### haruspex

Your equation for N is only correct if m has no acceleration in the direction normal to the wedge's surface. Since the wedge accelerates that need not be true.

3. Mar 15, 2014

### utkarshakash

OK. Let's say the wedge has an acceleration a' at any time t. Thus, If I take the wedge as the reference frame, I'd have to include a pseudo force as well towards left.
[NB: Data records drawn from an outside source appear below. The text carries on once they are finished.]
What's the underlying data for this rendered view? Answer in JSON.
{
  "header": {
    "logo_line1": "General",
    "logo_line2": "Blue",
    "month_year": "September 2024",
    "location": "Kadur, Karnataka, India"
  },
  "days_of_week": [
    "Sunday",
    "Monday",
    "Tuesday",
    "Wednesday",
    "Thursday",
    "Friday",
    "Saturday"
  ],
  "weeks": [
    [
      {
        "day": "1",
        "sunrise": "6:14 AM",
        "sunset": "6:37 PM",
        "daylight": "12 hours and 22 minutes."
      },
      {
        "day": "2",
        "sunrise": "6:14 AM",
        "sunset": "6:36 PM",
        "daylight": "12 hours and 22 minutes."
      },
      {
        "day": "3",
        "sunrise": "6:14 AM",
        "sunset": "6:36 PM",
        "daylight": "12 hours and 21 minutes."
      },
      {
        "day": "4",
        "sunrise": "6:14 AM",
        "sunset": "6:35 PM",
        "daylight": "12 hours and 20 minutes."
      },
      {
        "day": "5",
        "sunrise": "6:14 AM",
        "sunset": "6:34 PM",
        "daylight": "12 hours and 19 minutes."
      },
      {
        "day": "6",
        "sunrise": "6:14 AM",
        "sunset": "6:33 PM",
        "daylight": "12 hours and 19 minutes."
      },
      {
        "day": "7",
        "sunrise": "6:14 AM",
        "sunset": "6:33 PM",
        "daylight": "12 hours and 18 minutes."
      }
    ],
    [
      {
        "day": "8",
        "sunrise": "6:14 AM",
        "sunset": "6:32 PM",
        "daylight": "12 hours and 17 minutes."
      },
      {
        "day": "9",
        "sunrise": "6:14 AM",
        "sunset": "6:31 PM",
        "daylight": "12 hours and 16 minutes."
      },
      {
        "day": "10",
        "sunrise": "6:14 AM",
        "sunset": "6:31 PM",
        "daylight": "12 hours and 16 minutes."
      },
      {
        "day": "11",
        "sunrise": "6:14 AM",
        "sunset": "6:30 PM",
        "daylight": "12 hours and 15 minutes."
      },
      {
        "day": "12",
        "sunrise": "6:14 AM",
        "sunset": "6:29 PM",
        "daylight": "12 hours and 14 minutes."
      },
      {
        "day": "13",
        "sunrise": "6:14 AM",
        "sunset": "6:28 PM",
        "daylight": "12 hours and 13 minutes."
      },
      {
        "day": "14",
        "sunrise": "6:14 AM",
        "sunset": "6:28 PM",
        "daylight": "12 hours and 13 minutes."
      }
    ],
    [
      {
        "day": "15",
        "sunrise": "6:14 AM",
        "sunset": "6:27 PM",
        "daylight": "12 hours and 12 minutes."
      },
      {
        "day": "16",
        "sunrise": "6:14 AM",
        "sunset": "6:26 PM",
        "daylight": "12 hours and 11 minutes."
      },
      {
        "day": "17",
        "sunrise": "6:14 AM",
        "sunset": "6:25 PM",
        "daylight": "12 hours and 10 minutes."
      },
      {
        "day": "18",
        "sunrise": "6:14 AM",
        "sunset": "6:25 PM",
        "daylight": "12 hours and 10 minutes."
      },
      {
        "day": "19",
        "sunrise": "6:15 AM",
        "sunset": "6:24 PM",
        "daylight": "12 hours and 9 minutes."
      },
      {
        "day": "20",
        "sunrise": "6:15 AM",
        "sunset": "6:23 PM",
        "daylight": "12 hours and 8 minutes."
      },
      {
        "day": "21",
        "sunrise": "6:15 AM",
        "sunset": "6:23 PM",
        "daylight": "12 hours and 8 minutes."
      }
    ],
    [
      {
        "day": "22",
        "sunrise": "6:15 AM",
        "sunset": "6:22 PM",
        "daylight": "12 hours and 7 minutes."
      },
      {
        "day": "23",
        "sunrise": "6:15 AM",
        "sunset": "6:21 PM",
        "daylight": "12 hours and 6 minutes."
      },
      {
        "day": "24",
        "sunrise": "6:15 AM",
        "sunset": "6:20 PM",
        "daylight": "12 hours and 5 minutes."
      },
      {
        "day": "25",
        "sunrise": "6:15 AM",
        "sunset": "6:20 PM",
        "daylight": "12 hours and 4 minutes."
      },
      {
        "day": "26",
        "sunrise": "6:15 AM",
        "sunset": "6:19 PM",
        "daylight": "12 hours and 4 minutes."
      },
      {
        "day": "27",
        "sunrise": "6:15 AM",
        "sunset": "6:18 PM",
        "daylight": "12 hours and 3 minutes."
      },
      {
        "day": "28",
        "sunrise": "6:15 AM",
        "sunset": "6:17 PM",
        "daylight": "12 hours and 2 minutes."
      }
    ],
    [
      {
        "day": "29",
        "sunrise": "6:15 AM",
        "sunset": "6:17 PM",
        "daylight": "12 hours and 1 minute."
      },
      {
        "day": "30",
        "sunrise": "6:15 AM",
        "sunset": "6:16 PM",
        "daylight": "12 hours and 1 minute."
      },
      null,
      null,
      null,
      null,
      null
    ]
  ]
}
So the equation for smaller block then becomes

$N + ma' \sin \theta = mg \cos \theta \\ mg \sin \theta + ma' \cos \theta = m v \dfrac{dv}{dx}$

For the wedge, I can write

$N \sin \theta = M v' \frac{dv'}{dx}$

Since the block has two components of velocity when it reaches bottom viz. v' parallel to X-aixs and v parallel to inclined plane, the net velocity is $v_{net} ^2 = v^2 + v' ^2$

Now If I use energy conservation

$mgh = \dfrac{mv_{net} ^2}{2} + \dfrac{M v' ^2}{2}$

Solving the above equations, however, yield x = 0 !!.

4. Mar 16, 2014

### Saitama

These equations are sufficient, I don't see the need of writing a' as v'dv'/dx or a as vdv/dx. Can you solve the above equations to find a and a'?

5. Mar 16, 2014

### utkarshakash

$a' = \dfrac{mg \cos \theta \sin \theta}{M+m \sin ^2 \theta} \\ a = g \sin \theta + \dfrac{mg \cos ^2 \theta \sin \theta}{M + m \sin ^2 \theta}$

But I need to find displacement and not acceleration.

6. Mar 16, 2014

### Saitama

I haven't checked if the above expressions are correct.

Now that you have the accelerations, can you find the time it take the block to reach the ground? You have to find the displacement of wedge corresponding to this time.

7. Mar 16, 2014

### Saitama

Looks like we missed the easier approach.

The problem can be easily solved by conservation of linear momentum. :)

8. Mar 16, 2014

### utkarshakash

I get the answer as $\dfrac{mh \cot \theta}{M+m}$. But the correct answer is $\dfrac{mh}{M+m}$. In the meantime, I solved this problem using another method and got the same result.(the term that includes cotθ) So, I think there's a flaw in the solutions manual. But it'd be better if you could confirm my result.

9. Mar 16, 2014

### Saitama

I got the same answer as yours by both the methods. (Force and conservation of linear momentum) :)